* Your task
Find how many lines of the entries contain the word "para", then report that figure alone.

___ Data extract ___

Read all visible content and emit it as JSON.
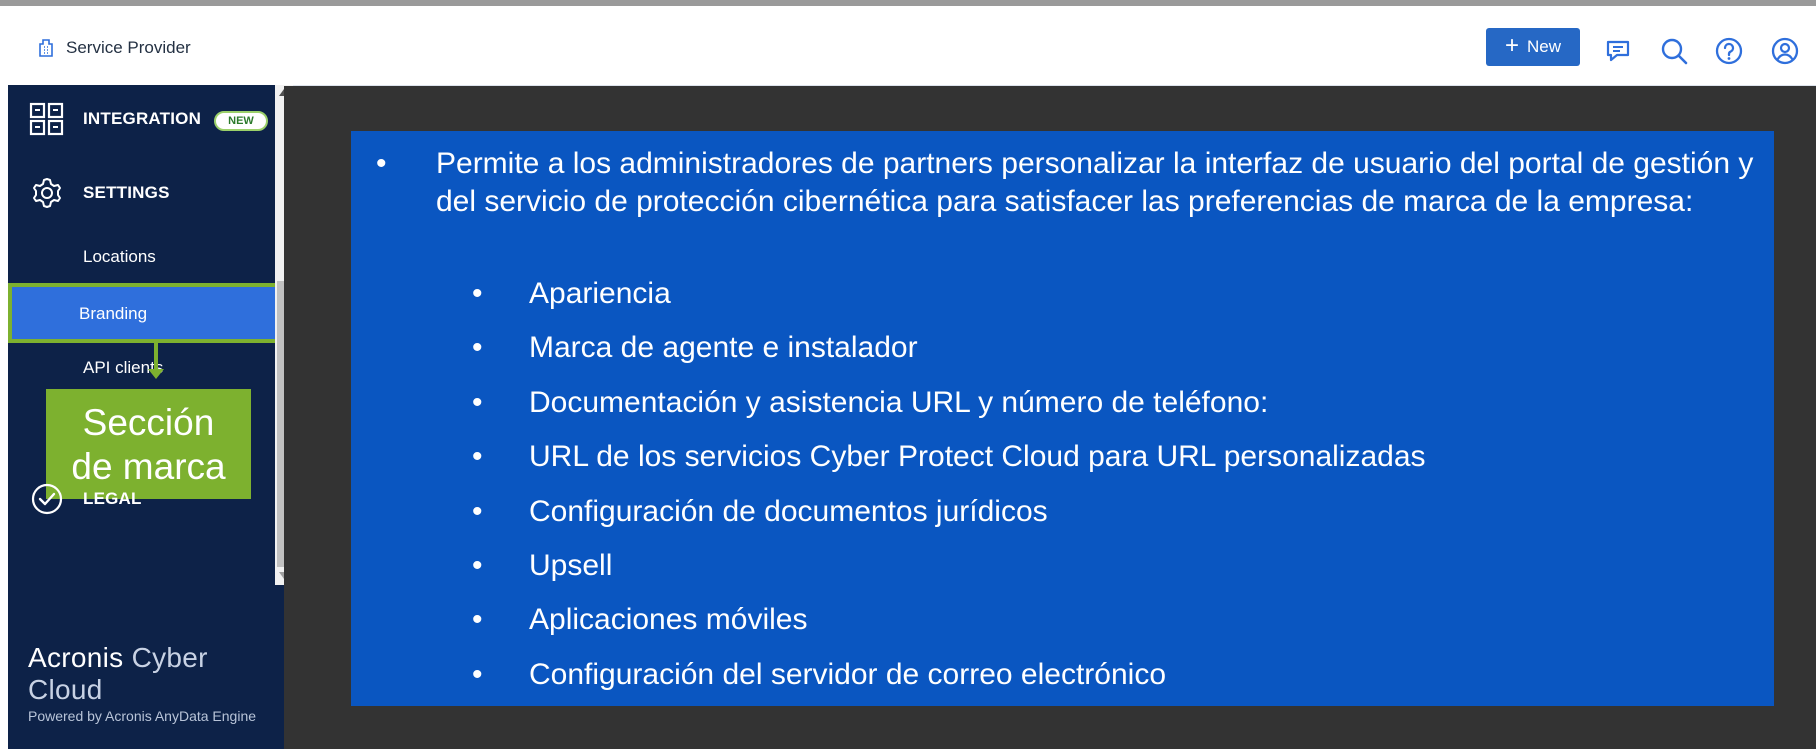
{
  "header": {
    "title": "Service Provider",
    "new_button": "New",
    "icons": [
      "building-icon",
      "chat-icon",
      "search-icon",
      "help-icon",
      "user-icon"
    ]
  },
  "sidebar": {
    "integration": {
      "label": "INTEGRATION",
      "badge": "NEW"
    },
    "settings": {
      "label": "SETTINGS",
      "items": [
        "Locations",
        "Branding",
        "API clients"
      ]
    },
    "legal": {
      "label": "LEGAL"
    },
    "logo_bold": "Acronis",
    "logo_light": "Cyber Cloud",
    "powered": "Powered by Acronis AnyData Engine"
  },
  "callout": {
    "line1": "Sección",
    "line2": "de marca"
  },
  "panel": {
    "intro": "Permite a los administradores de partners personalizar la interfaz de usuario del portal de gestión y del servicio de protección cibernética para satisfacer las preferencias de marca de la empresa:",
    "bullet_char": "•",
    "items": [
      "Apariencia",
      "Marca de agente e instalador",
      "Documentación y asistencia URL y número de teléfono:",
      "URL de los servicios Cyber Protect Cloud para URL personalizadas",
      "Configuración de documentos jurídicos",
      "Upsell",
      "Aplicaciones móviles",
      "Configuración del servidor de correo electrónico"
    ]
  },
  "colors": {
    "sidebar_bg": "#0d2248",
    "selected_bg": "#2f6fdc",
    "highlight_green": "#7db12f",
    "panel_bg": "#0a56c1",
    "main_bg": "#333333",
    "button_blue": "#2668c5"
  }
}
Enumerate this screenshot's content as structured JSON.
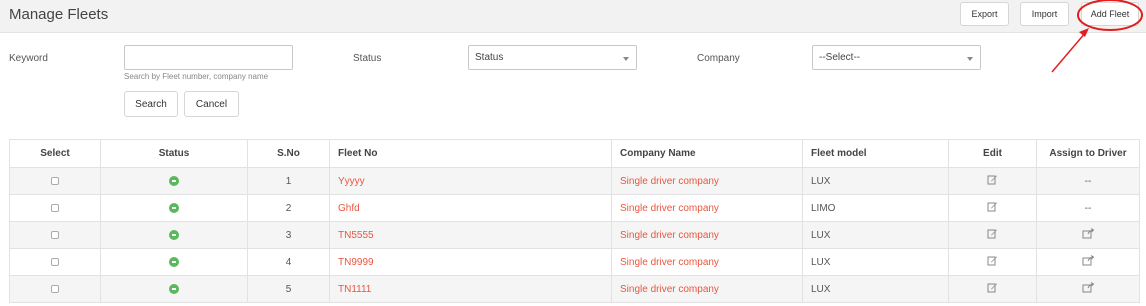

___

* Exercise answer
2